      Fling… sock shop indeed.

    • Casey

      The text explains the triangulation.
      Looks Great!

    • critic

      yes triangulation is explained, nevertheless it’s unimaginative and boring.
      tired, wired, expired? more than the latter!

    • Ulysses

      Nothing bothers me more than when people reduce an architectural discussion to computer operations. Who cares whether the triangulation was generated from the the 3d wireframe? Just because you are aware (or unaware) of how it was done does not make the project more or less successful. This project has it’s successes and failures and you should talk about them critically.

      NMiller is right: How does the skin deal with the real problem of the project which is the urban context of that area and why it’s failing.

      If you were to ask me I would think that the triangulation activates what is a rather monolithic facade and creates a sense of movement into that a courtyardish space. Not a terrible concept…

      However there seems to be so much triangulation that it actually does the the opposite in most cases and you seemed to be trapped in a world of triangles. It actually makes the space very stagnant which doesn’t seem like such a good strategy to activate an urban space.

      It kinda seems like the designers thought that a geometry type rather than solid design concepts could solve their problems. Rather typical these days.

    • Local

      Living in this neighborhood, the lack of any type of context shown in the images, or considered in the design, disturbs me. This superficial skin-job will become a jarring eyesore in Little Tokyo – much like the Office dA gas station it seems modeled after over in the Beverly Hills area. Dropping a harsh metal 3d-wireframe building into a cozy commerical/residential neighborhood will not necessarily make a successful mall, no matter what new demographic the shops inside are aimed at. Thinking in terms of the neighborhood, pedestrian movement, and the existing urban fabric may lead to a more integrated and desirable destination for my rapidly gentrifying little neighborhood. I am hoping someday soon we see some architects from the SCI-Arc clan dealing with the issues of real space rather than digital surfaces.

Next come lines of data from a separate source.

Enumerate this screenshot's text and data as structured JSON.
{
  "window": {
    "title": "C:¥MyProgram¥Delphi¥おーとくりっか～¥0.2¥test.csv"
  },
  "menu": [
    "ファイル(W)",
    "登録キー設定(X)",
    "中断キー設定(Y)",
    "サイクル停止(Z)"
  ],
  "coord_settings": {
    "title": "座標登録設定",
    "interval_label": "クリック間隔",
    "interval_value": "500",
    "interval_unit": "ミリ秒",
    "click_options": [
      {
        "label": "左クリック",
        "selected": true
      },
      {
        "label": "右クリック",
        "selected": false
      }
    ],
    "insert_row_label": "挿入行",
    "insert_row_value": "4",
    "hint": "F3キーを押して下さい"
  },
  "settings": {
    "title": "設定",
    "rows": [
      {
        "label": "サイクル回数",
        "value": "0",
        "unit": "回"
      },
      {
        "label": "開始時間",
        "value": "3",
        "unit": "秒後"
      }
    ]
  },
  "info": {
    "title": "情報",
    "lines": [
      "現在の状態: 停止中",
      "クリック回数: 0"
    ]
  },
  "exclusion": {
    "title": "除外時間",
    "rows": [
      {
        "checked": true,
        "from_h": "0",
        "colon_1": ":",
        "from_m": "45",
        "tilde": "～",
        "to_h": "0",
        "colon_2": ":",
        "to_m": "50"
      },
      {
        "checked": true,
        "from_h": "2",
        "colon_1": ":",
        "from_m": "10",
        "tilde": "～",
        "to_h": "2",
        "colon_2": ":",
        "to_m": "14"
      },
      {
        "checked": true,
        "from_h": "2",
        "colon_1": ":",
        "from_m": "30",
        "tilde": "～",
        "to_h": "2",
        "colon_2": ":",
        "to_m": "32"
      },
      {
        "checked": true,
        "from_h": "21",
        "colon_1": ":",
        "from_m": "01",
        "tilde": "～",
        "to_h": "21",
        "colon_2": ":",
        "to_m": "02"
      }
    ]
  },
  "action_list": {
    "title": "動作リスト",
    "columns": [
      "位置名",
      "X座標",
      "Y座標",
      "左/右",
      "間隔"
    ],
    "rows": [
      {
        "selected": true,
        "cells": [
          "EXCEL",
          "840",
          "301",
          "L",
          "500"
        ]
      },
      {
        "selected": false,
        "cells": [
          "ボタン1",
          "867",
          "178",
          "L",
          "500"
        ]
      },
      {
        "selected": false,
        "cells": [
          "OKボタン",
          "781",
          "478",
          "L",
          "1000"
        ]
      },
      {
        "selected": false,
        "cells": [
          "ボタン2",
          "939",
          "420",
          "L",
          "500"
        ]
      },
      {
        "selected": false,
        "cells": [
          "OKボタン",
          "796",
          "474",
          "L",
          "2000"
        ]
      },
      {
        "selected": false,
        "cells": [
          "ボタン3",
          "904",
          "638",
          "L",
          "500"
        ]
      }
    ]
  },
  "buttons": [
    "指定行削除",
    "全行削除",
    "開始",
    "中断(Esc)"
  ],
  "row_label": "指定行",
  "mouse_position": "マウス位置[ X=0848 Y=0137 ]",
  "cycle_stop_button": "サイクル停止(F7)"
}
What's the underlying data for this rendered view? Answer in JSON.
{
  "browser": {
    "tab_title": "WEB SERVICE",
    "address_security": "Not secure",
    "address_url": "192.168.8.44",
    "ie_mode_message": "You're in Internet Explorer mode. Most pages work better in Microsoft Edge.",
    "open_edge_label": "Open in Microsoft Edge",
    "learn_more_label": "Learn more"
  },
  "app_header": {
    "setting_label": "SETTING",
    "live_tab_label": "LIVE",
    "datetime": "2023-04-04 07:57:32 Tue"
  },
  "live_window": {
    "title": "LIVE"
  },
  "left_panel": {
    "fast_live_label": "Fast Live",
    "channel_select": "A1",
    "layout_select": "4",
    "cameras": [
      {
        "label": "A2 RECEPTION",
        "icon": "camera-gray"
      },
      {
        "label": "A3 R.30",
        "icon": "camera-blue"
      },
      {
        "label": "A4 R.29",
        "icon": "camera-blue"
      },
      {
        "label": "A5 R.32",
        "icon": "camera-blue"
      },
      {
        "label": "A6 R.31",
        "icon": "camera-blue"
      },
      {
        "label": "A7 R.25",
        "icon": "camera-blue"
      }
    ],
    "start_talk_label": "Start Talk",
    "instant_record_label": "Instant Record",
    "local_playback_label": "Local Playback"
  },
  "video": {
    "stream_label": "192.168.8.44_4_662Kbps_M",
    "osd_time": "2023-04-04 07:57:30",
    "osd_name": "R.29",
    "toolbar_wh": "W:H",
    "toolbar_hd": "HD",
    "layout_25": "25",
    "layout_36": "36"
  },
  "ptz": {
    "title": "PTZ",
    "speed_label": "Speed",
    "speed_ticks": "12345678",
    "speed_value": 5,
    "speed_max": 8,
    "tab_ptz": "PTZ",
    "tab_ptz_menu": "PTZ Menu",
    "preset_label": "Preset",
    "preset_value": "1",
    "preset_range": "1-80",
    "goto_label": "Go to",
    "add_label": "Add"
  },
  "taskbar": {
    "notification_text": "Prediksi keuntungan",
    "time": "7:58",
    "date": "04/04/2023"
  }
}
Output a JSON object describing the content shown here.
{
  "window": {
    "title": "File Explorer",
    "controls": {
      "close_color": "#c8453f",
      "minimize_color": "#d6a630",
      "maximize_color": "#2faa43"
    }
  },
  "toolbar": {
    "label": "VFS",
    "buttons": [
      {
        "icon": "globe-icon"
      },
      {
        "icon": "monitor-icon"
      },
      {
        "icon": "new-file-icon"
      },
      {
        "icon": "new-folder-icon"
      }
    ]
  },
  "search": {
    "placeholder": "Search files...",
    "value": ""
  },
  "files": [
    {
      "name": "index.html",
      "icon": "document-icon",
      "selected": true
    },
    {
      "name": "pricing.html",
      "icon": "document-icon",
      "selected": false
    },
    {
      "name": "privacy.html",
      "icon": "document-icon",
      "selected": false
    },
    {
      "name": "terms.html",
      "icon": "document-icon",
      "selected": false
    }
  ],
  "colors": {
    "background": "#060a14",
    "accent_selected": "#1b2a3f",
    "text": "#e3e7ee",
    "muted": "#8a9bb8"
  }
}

    • Mac

      Do a google (image) search for “ROC Nijmegen” or look here: gallery.zoom.nl/image/566307/html

    • Stefan

      i love geometric experiments and i normally disagree with the ones shouting out “Lame” if something isnt rectangular… buut… this truly is Lame… they found out about triangulations in 1980 so what is this facade for in 2008?
      and why is nobody interested in the program and the functions? because these things are as basic as they are in every mall.. no vision and no innovation in here just black background and triangulation…

    • da

      disagree with lim > I think the facade is elegant in its complexity and articulation… nice one peter

    • Tom Sawyer

      The rendering which shows the escalators breaking off the facade and continuing the patterning at a smaller scale then becoming the patterning on the ground is quite elegant. I think there is more complexity in this project than most of you realize.

      It’s sad that most of you can only see triangles. In fact it’s the same people who see the same curvy form over and over again from Zaha and go “masterpiece” but don’t understand that those curves when built get rationalized in quads or trianglular panels.

      At least this project tries to use rationalized geometry in a conceptual manner rather taking a conceptual geometry and post-rationalizing how the skin will be built.

      Good project.